To the rest of the world, the United States looks insane right now.
They're dealing with real problems that their political systems are struggling to solve. The United States' political system is creating fake problems that it may choose to leave unsolved.
"The United States was the one bright spot in the world recovery," says OECD Secretary General Angel Gurria. "It was leading the recovery! Leading the creation of jobs! This unfortunate situation with the budget and debt happens at the moment it was looking good."

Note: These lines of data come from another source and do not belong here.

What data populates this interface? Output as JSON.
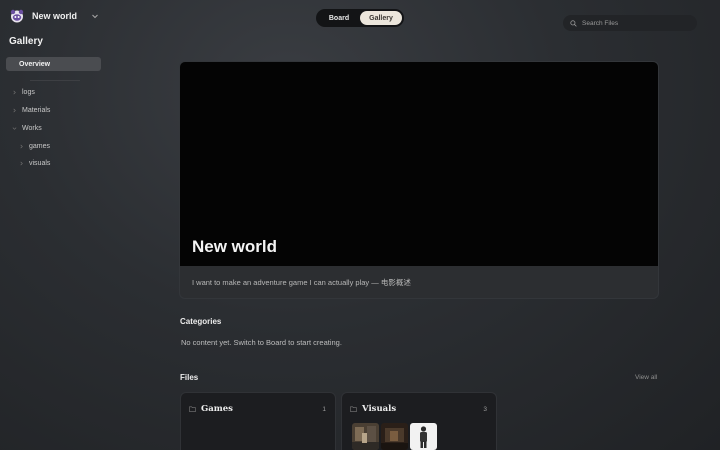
{
  "header": {
    "workspace_name": "New world",
    "view_tabs": [
      {
        "label": "Board",
        "active": false
      },
      {
        "label": "Gallery",
        "active": true
      }
    ],
    "search": {
      "placeholder": "Search Files"
    }
  },
  "sidebar": {
    "title": "Gallery",
    "overview_label": "Overview",
    "tree": [
      {
        "label": "logs",
        "depth": 0
      },
      {
        "label": "Materials",
        "depth": 0
      },
      {
        "label": "Works",
        "depth": 0,
        "expanded": true
      },
      {
        "label": "games",
        "depth": 1
      },
      {
        "label": "visuals",
        "depth": 1
      }
    ]
  },
  "hero": {
    "title": "New world",
    "description": "I want to make an adventure game I can actually play — 电影概述"
  },
  "categories": {
    "heading": "Categories",
    "empty_message": "No content yet. Switch to Board to start creating."
  },
  "files": {
    "heading": "Files",
    "view_all": "View all",
    "folders": [
      {
        "name": "Games",
        "count": "1",
        "thumbnails": []
      },
      {
        "name": "Visuals",
        "count": "3",
        "thumbnails": [
          "interior-scene",
          "dark-scene",
          "figure-standing"
        ]
      }
    ]
  },
  "colors": {
    "background": "#2b2e32",
    "active_tab": "#ece6dc",
    "hero_cover": "#040404",
    "card_bg": "#1c1d20"
  }
}
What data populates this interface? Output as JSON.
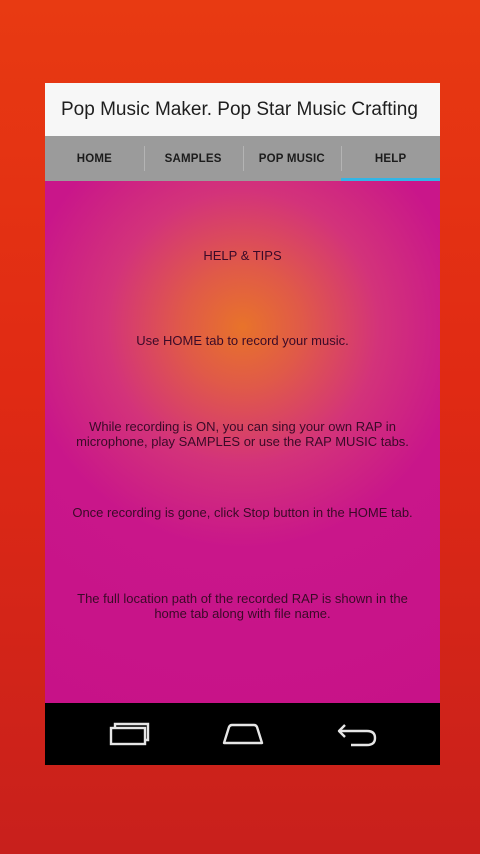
{
  "app": {
    "title": "Pop Music Maker. Pop Star Music Crafting"
  },
  "tabs": [
    {
      "label": "HOME"
    },
    {
      "label": "SAMPLES"
    },
    {
      "label": "POP MUSIC"
    },
    {
      "label": "HELP"
    }
  ],
  "help": {
    "heading": "HELP & TIPS",
    "tip1": "Use HOME tab to record your music.",
    "tip2": "While recording is ON, you can sing your own RAP in microphone, play SAMPLES or use the RAP MUSIC tabs.",
    "tip3": "Once recording is gone, click Stop button in the HOME tab.",
    "tip4": "The full location path of the recorded RAP is shown in the home tab along with file name."
  },
  "navbar": {
    "icons": [
      "recent-apps-icon",
      "home-icon",
      "back-icon"
    ]
  },
  "colors": {
    "accent": "#33b5e5",
    "background": "#e83a12",
    "content": "#c9168a"
  }
}
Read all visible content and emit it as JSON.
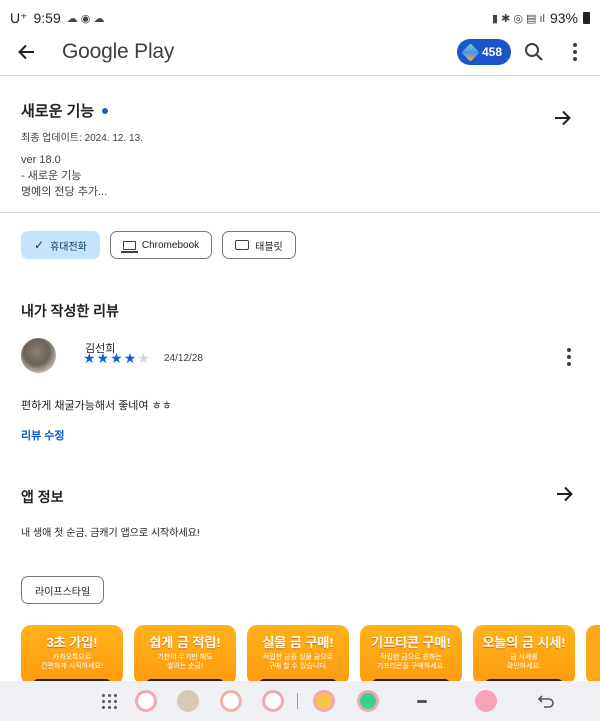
{
  "status_bar": {
    "carrier": "U⁺",
    "time": "9:59",
    "battery": "93%"
  },
  "app_bar": {
    "title": "Google Play",
    "points": "458"
  },
  "whats_new": {
    "title": "새로운 기능",
    "last_updated": "최종 업데이트: 2024. 12. 13.",
    "notes": [
      "ver 18.0",
      "- 새로운 기능",
      "명예의 전당 추가..."
    ]
  },
  "device_chips": [
    {
      "label": "휴대전화",
      "selected": true
    },
    {
      "label": "Chromebook",
      "selected": false
    },
    {
      "label": "태블릿",
      "selected": false
    }
  ],
  "my_review": {
    "heading": "내가 작성한 리뷰",
    "author": "김선희",
    "rating": 4,
    "max_rating": 5,
    "date": "24/12/28",
    "text": "편하게 채굴가능해서 좋네여 ㅎㅎ",
    "edit_label": "리뷰 수정"
  },
  "app_info": {
    "heading": "앱 정보",
    "description": "내 생애 첫 순금, 금캐기 앱으로 시작하세요!",
    "category": "라이프스타일"
  },
  "screenshots": [
    {
      "title": "3초 가입!",
      "subtitle": [
        "카카오톡으로",
        "간편하게 시작하세요!"
      ]
    },
    {
      "title": "쉽게 금 적립!",
      "subtitle": [
        "기한이 두기만 해도",
        "쌓이는 순금!"
      ]
    },
    {
      "title": "실물 금 구매!",
      "subtitle": [
        "적립한 금을 실물 금으로",
        "구매 할 수 있습니다."
      ]
    },
    {
      "title": "기프티콘 구매!",
      "subtitle": [
        "적립한 금으로 원하는",
        "기프티콘을 구매하세요."
      ]
    },
    {
      "title": "오늘의 금 시세!",
      "subtitle": [
        "금 시세를",
        "확인하세요."
      ]
    }
  ],
  "colors": {
    "accent": "#0b57d0",
    "points_pill": "#1a56c9",
    "chip_selected": "#c6e3fc",
    "banner": "#ffa91a"
  }
}
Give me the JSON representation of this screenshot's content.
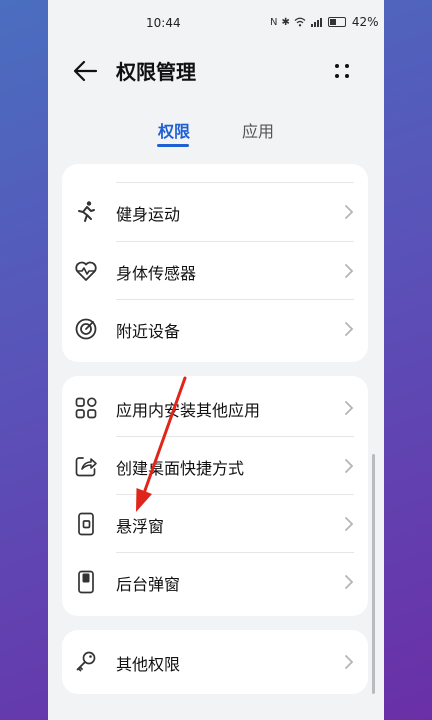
{
  "status_bar": {
    "time": "10:44",
    "icons": [
      "nfc-icon",
      "bluetooth-icon",
      "wifi-icon",
      "signal-icon",
      "battery-icon"
    ],
    "battery": "42%"
  },
  "header": {
    "title": "权限管理",
    "back_icon": "arrow-left-icon",
    "more_icon": "more-dots-icon"
  },
  "tabs": [
    {
      "label": "权限",
      "active": true
    },
    {
      "label": "应用",
      "active": false
    }
  ],
  "groups": [
    {
      "items": [
        {
          "label": "健身运动",
          "icon": "running-icon"
        },
        {
          "label": "身体传感器",
          "icon": "heart-pulse-icon"
        },
        {
          "label": "附近设备",
          "icon": "radar-target-icon"
        }
      ]
    },
    {
      "items": [
        {
          "label": "应用内安装其他应用",
          "icon": "app-grid-icon"
        },
        {
          "label": "创建桌面快捷方式",
          "icon": "shortcut-share-icon"
        },
        {
          "label": "悬浮窗",
          "icon": "floating-window-icon"
        },
        {
          "label": "后台弹窗",
          "icon": "background-popup-icon"
        }
      ]
    },
    {
      "items": [
        {
          "label": "其他权限",
          "icon": "key-icon"
        }
      ]
    }
  ],
  "colors": {
    "accent": "#1f5fd6",
    "annotation_arrow": "#e0251b",
    "background": "#f1f3f5"
  }
}
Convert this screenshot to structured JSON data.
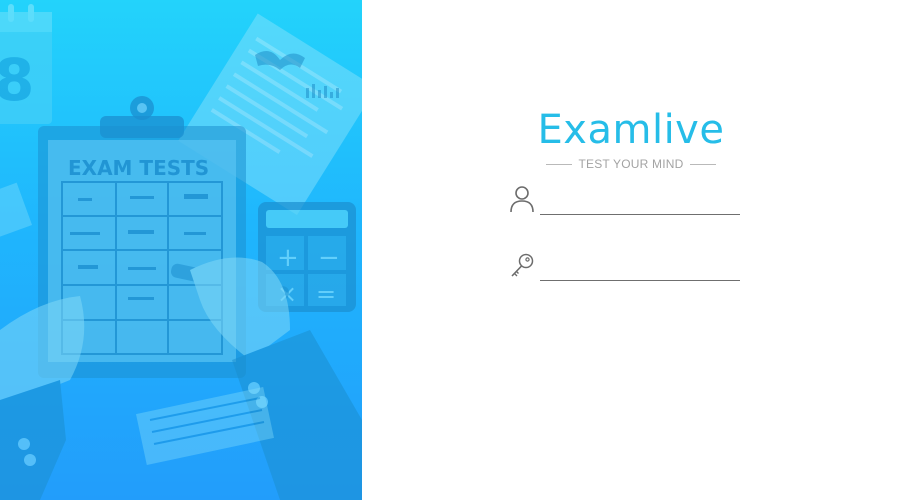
{
  "hero": {
    "clipboard_heading": "EXAM TESTS",
    "calendar_digit": "8",
    "calculator_keys": [
      "+",
      "−",
      "×",
      "="
    ]
  },
  "brand": {
    "title": "Examlive",
    "tagline": "TEST YOUR MIND"
  },
  "login": {
    "username": {
      "value": "",
      "icon": "user-icon"
    },
    "password": {
      "value": "",
      "icon": "key-icon"
    }
  },
  "colors": {
    "accent": "#26bde8",
    "hero_top": "#23d3fb",
    "hero_bottom": "#229dfb",
    "underline": "#6f6f6f",
    "tagline": "#a3a3a3"
  }
}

The OECD -- or, more formally, the Organization for Economic Cooperation and Development -- is the modern-day descendant of the the Organization for European Economic Cooperation, which managed the Marshall Plan in the aftermath of World War II. Today, the OECD has 34 member countries and a mandate "to help governments foster prosperity and fight poverty through economic growth and financial stability."
That global perspective drives Gurria's admiration of the U.S. economy. Look around, he says. "The U.S. is growing at 2-3 percent while Europe is only starting to rise from negative growth, and Japan is struggling to get prices up to 2 percent inflation. The U.S. is growing with very low inflation, and you are creating jobs. Perhaps you’d like it to be at a brisker speed, but you’ve created more than 7 million jobs in the last few years. These are just facts. You look even better compared to Europe, but even by themselves these numbers are objectively positive."
The United States' fiscal situation is also much improved. "Sequestration was not desired," Gurria says. "But it has the effect that now the deficit is going below 4 percent. Not long ago you were near double digits. So you have a fiscal consolidation; some might say it was too fast, but the deficit today in the United States is much lower than in the European countries. Everyone at home has a lot of doubts in their own economy and their own economic leadership and their own performance, but the fact of the matter is the U.S. has been doing a good job."
At least, it was doing a good job. But then the government shut down. And then U.S. leaders began fighting over default. Consumer confidence is plummeting as a result.
At best, the United States is slowing its recovery -- and that of the rest of the world. At worst, it's going to trigger another global crisis. That's why, Gurria says, his concern isn't that the United States' economy is weak, but that its political system is.
"More than any number of GDP or growth or debt, the question is whether the U.S. will has the institutions to move forward on the issues it has to deal with internally and then play the leadership role it plays for the global economy," he said.
In other words, the question is whether we'll stop being insane.
One of the key roles the OECD plays for countries that are trying to improve their economies (as opposed to trying to sabotage them) is as a collector of best practices. So I asked Gurria whether a big deal on the budget should include taxes or focus just on spending cuts. His answer was interesting: It should include taxes, he said, but not the kind of taxes the United States tends to favor.
"You do need more revenues, and you do need to cut expenses. But you also don’t want to go in a direction whereby increasing taxes creates a reticence to create new jobs. You don't want to increase taxes on work. You don’t want to increase taxes on investment and the creation of wealth. If you need more revenues, go for consumption taxes, go for property taxes, go for green taxes, but don’t make it more expensive to create new jobs."